Try These Workouts at Home
Getting in shape is easier than you think. Four local trainers explain where to start.
Are you super competitive? Many will try a new workout because a friend is doing it—and fail to grasp that their friend has been on that program for months. Whatever your ego is telling you, don’t try to keep up right away, cautions Chauncey Graham (pictured on page 51), a certified strength coach and personal trainer with specialties in sports performance and corrective exercise. Instead, focus first on mastering the basics, such as the proper body alignment for squats and lifting weights. “Keeping your torso and your core stable and learning body awareness, the mind/muscle connection—that is the start of fitness,” says Graham, who works at Gold’s Gym in Ballston.
Two universal exercises that Graham recommends are side planks and what he calls a “bird dog”—resting with your knees and hands on the floor, lifting the right arm and left leg parallel to the floor, holding for a few seconds, then doing the same with the opposite arm and leg. These isometric moves build stability in the torso and around the joints. Instead of crunches, which can strain the neck, try a “hollow hold”—lying with your lower back pressed into the floor, then lifting your shoulder blades and legs (first bent, then straight) while tightening and holding the abdominal muscles. Treat exercise as a habit similar to flossing or taking a shower, he says: “If you can make it a daily routine, you’ll be constantly achieving goals and you’ll want to do more.” Fluids, fluids, fluids.
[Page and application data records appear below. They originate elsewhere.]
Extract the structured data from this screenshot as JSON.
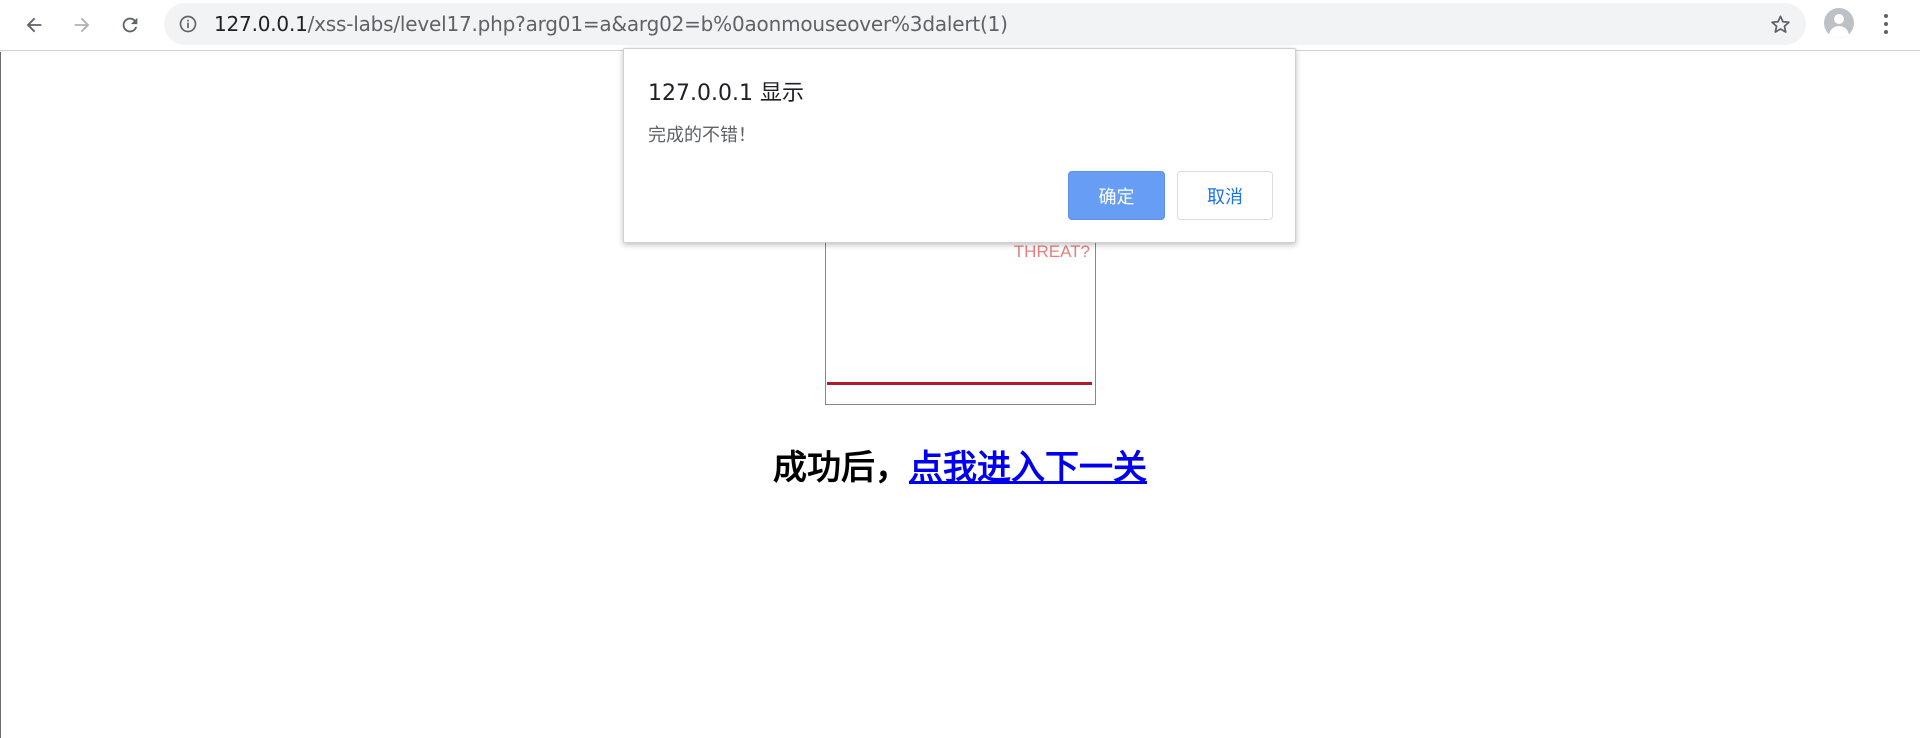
{
  "browser": {
    "url_host": "127.0.0.1",
    "url_path": "/xss-labs/level17.php?arg01=a&arg02=b%0aonmouseover%3dalert(1)",
    "icons": {
      "back": "back-arrow-icon",
      "forward": "forward-arrow-icon",
      "reload": "reload-icon",
      "site_info": "info-icon",
      "bookmark": "star-icon",
      "profile": "profile-avatar-icon",
      "menu": "menu-dots-icon"
    }
  },
  "dialog": {
    "title": "127.0.0.1 显示",
    "message": "完成的不错！",
    "ok_label": "确定",
    "cancel_label": "取消",
    "accent_color": "#689df6"
  },
  "page": {
    "embed_text": "THREAT?",
    "heading_prefix": "成功后，",
    "next_level_link": "点我进入下一关"
  }
}
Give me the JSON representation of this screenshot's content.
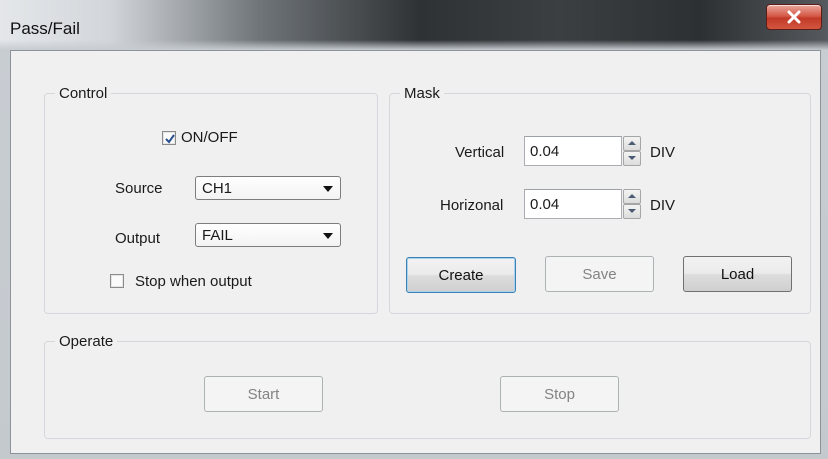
{
  "window": {
    "title": "Pass/Fail",
    "close_glyph": "x"
  },
  "control": {
    "group_title": "Control",
    "on_off": {
      "label": "ON/OFF",
      "checked": true
    },
    "source": {
      "label": "Source",
      "value": "CH1"
    },
    "output": {
      "label": "Output",
      "value": "FAIL"
    },
    "stop_when_output": {
      "label": "Stop when output",
      "checked": false
    }
  },
  "mask": {
    "group_title": "Mask",
    "vertical": {
      "label": "Vertical",
      "value": "0.04",
      "unit": "DIV"
    },
    "horizontal": {
      "label": "Horizonal",
      "value": "0.04",
      "unit": "DIV"
    },
    "buttons": {
      "create": "Create",
      "save": "Save",
      "load": "Load"
    }
  },
  "operate": {
    "group_title": "Operate",
    "buttons": {
      "start": "Start",
      "stop": "Stop"
    }
  },
  "colors": {
    "checkmark": "#2a4f8f",
    "close_button": "#c13a28",
    "default_button_border": "#3c7fb1",
    "disabled_text": "#838383"
  }
}
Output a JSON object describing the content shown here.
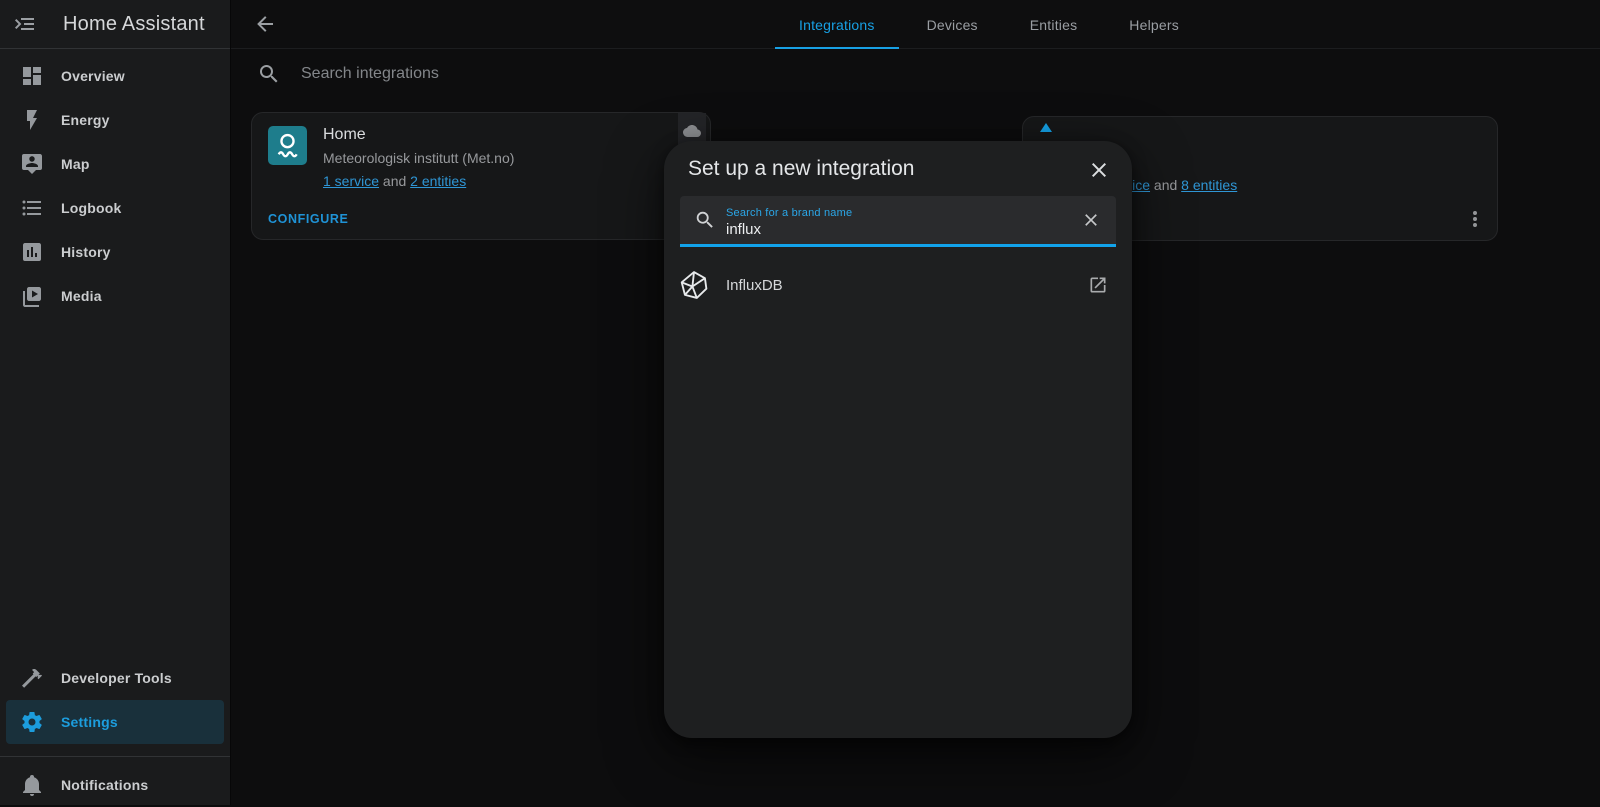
{
  "app": {
    "title": "Home Assistant"
  },
  "sidebar": {
    "items": [
      {
        "label": "Overview",
        "icon": "view-dashboard"
      },
      {
        "label": "Energy",
        "icon": "lightning-bolt"
      },
      {
        "label": "Map",
        "icon": "tooltip-account"
      },
      {
        "label": "Logbook",
        "icon": "format-list-bulleted"
      },
      {
        "label": "History",
        "icon": "chart-box"
      },
      {
        "label": "Media",
        "icon": "play-box-multiple"
      }
    ],
    "bottom_items": [
      {
        "label": "Developer Tools",
        "icon": "hammer",
        "active": false
      },
      {
        "label": "Settings",
        "icon": "cog",
        "active": true
      },
      {
        "label": "Notifications",
        "icon": "bell",
        "active": false
      }
    ]
  },
  "header": {
    "tabs": [
      {
        "label": "Integrations",
        "active": true
      },
      {
        "label": "Devices",
        "active": false
      },
      {
        "label": "Entities",
        "active": false
      },
      {
        "label": "Helpers",
        "active": false
      }
    ]
  },
  "toolbar": {
    "search_placeholder": "Search integrations"
  },
  "cards": {
    "met": {
      "title": "Home",
      "subtitle": "Meteorologisk institutt (Met.no)",
      "service_link": "1 service",
      "and_text": "and",
      "entities_link": "2 entities",
      "action_label": "CONFIGURE",
      "badge_icon": "cloud"
    },
    "partial": {
      "service_link": "1 service",
      "and_text": "and",
      "entities_link": "8 entities"
    }
  },
  "dialog": {
    "title": "Set up a new integration",
    "search": {
      "label": "Search for a brand name",
      "value": "influx"
    },
    "results": [
      {
        "name": "InfluxDB",
        "icon": "influxdb-logo",
        "action_icon": "open-in-new"
      }
    ]
  },
  "colors": {
    "accent": "#18a0e4",
    "link": "#2f96d5",
    "metno_teal": "#1e7d8c",
    "sidebar_bg": "#1a1b1c",
    "dialog_bg": "#1e1f20"
  }
}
Nutrition Tip: Fluids, fluids, fluids.
Yes, we all need to drink more water. Graham, who holds a fitness nutrition designation from the International Sports Sciences Association, recommends water infused with electrolytes, especially during the summer when heat and physical activity will sap the body of nutrients. (You can try labels such as SmartWater, Propel or the store brand at Whole Foods, or make your own at home.) Muscles and neurons rely on electrolytes to help rebuild damaged tissue. For weight loss, some experts also recommend drinking water a half-hour before meals, which increases feelings of fullness so you eat less.